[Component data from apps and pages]
------------------------------------------------------------

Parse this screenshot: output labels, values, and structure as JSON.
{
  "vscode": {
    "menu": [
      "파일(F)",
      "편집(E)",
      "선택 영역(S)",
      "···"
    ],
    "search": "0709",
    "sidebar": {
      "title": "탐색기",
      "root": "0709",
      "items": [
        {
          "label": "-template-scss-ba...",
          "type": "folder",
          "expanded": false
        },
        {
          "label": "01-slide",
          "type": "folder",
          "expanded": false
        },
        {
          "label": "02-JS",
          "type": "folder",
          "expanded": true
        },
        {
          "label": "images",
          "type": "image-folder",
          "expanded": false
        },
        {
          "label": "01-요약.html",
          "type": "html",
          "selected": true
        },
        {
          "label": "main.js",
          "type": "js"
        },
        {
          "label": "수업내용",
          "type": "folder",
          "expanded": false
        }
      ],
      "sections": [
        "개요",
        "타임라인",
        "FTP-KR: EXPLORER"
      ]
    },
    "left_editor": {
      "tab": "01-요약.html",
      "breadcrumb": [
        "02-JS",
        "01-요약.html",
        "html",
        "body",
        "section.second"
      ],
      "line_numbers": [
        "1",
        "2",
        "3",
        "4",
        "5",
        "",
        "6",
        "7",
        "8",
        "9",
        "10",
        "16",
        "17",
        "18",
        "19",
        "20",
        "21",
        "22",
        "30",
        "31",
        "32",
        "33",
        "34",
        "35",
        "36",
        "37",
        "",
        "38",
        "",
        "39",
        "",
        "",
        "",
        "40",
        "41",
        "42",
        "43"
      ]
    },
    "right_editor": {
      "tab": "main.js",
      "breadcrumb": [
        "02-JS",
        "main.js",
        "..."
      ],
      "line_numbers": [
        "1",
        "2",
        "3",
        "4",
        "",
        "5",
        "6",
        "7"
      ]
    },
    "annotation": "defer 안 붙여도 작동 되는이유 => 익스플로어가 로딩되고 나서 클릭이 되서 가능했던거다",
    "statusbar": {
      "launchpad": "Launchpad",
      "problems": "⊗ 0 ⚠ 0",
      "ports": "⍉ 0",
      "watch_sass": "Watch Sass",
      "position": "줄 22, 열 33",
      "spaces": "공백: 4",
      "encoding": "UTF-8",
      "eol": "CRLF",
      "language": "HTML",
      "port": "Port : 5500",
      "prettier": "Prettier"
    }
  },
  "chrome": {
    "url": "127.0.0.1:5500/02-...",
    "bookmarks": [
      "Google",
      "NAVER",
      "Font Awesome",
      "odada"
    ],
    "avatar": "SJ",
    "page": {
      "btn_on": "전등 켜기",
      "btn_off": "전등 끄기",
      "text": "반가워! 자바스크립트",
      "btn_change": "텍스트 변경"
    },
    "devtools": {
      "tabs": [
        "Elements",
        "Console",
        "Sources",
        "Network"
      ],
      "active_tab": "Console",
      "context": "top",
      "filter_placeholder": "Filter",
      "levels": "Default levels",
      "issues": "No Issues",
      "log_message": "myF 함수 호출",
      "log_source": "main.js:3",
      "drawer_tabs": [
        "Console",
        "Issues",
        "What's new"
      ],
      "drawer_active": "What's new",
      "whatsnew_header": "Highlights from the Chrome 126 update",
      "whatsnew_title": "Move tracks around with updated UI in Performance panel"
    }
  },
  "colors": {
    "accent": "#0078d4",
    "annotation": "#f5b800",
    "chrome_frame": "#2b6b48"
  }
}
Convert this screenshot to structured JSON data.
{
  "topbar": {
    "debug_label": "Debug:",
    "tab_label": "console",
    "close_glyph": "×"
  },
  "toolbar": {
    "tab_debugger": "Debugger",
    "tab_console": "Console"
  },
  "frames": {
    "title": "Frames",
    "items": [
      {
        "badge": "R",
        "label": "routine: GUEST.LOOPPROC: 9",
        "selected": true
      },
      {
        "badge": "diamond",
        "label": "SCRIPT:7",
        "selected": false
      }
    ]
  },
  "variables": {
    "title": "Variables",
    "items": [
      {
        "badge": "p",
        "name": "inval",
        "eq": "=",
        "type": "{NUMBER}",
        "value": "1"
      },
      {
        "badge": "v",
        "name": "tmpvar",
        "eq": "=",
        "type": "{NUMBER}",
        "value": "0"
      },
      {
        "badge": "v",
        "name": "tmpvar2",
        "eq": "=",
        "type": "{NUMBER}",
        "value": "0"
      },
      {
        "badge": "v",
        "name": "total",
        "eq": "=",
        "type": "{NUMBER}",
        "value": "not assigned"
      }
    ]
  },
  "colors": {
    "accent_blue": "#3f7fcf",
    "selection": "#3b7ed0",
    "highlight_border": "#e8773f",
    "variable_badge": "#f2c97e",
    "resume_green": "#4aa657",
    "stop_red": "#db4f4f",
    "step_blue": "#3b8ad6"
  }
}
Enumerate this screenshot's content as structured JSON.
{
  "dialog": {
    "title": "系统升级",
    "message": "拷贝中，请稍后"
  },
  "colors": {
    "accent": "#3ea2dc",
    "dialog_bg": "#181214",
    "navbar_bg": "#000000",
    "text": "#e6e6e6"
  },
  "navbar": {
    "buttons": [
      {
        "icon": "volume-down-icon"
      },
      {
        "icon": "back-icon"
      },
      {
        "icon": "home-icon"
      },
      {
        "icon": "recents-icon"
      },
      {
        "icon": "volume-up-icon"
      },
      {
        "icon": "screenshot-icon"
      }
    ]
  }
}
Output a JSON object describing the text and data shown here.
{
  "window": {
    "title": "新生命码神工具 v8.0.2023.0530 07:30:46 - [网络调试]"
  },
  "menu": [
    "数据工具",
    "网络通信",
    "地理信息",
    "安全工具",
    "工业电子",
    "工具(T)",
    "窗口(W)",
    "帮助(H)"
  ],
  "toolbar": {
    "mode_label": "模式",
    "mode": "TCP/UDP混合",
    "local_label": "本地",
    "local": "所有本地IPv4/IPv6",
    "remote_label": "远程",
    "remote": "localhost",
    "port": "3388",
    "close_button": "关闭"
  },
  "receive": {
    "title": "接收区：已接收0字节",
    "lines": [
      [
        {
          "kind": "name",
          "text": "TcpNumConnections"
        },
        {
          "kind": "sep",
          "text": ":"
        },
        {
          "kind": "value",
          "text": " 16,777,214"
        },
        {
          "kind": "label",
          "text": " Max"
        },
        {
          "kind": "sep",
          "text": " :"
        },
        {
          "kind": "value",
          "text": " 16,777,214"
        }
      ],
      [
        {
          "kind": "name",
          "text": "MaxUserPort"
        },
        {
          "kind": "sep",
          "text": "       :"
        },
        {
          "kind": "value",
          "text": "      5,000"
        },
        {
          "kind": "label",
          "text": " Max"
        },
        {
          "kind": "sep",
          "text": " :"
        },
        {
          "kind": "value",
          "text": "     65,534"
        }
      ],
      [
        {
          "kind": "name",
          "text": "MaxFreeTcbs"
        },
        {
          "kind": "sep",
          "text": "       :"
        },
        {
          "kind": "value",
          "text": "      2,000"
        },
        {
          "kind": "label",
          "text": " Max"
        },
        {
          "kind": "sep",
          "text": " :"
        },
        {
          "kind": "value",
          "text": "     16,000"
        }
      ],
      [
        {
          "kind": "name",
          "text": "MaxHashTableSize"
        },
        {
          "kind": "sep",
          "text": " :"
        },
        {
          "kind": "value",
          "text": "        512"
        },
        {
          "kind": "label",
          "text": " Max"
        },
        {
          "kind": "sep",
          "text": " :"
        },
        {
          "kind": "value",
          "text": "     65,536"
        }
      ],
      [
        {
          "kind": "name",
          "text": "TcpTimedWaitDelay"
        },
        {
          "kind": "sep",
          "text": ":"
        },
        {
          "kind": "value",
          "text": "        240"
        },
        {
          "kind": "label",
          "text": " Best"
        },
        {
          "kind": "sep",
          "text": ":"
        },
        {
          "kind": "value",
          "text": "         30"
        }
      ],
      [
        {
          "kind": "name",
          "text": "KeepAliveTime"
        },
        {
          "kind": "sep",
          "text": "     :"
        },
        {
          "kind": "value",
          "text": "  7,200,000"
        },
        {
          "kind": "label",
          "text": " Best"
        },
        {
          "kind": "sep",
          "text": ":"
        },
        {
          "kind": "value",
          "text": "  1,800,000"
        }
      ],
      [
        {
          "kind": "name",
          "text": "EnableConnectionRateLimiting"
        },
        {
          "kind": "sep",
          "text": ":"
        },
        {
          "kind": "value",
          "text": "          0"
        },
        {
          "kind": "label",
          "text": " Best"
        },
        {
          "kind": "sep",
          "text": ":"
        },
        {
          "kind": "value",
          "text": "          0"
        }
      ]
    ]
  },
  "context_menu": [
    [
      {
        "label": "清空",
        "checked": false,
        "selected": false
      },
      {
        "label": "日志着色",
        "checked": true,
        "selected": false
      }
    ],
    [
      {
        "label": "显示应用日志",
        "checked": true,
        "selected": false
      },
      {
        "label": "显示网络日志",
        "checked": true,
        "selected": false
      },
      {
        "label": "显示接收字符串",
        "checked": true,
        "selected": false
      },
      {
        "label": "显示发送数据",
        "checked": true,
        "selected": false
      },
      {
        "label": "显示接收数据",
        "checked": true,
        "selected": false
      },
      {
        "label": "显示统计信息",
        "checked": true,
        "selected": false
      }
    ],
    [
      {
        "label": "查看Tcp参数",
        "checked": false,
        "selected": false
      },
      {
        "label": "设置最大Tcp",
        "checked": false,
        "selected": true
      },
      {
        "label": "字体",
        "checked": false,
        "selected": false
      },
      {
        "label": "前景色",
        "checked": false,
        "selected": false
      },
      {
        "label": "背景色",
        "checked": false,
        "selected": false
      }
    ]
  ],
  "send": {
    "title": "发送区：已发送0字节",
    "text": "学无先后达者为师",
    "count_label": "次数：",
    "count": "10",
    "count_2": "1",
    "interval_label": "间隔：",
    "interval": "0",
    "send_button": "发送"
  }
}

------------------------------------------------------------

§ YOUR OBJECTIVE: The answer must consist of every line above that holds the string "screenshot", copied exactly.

§ YOUR RESPONSE:
Parse this screenshot: output labels, values, and structure as JSON.
Convert this screenshot to structured JSON data.
Enumerate this screenshot's content as structured JSON.
        "icon": "screenshot-icon"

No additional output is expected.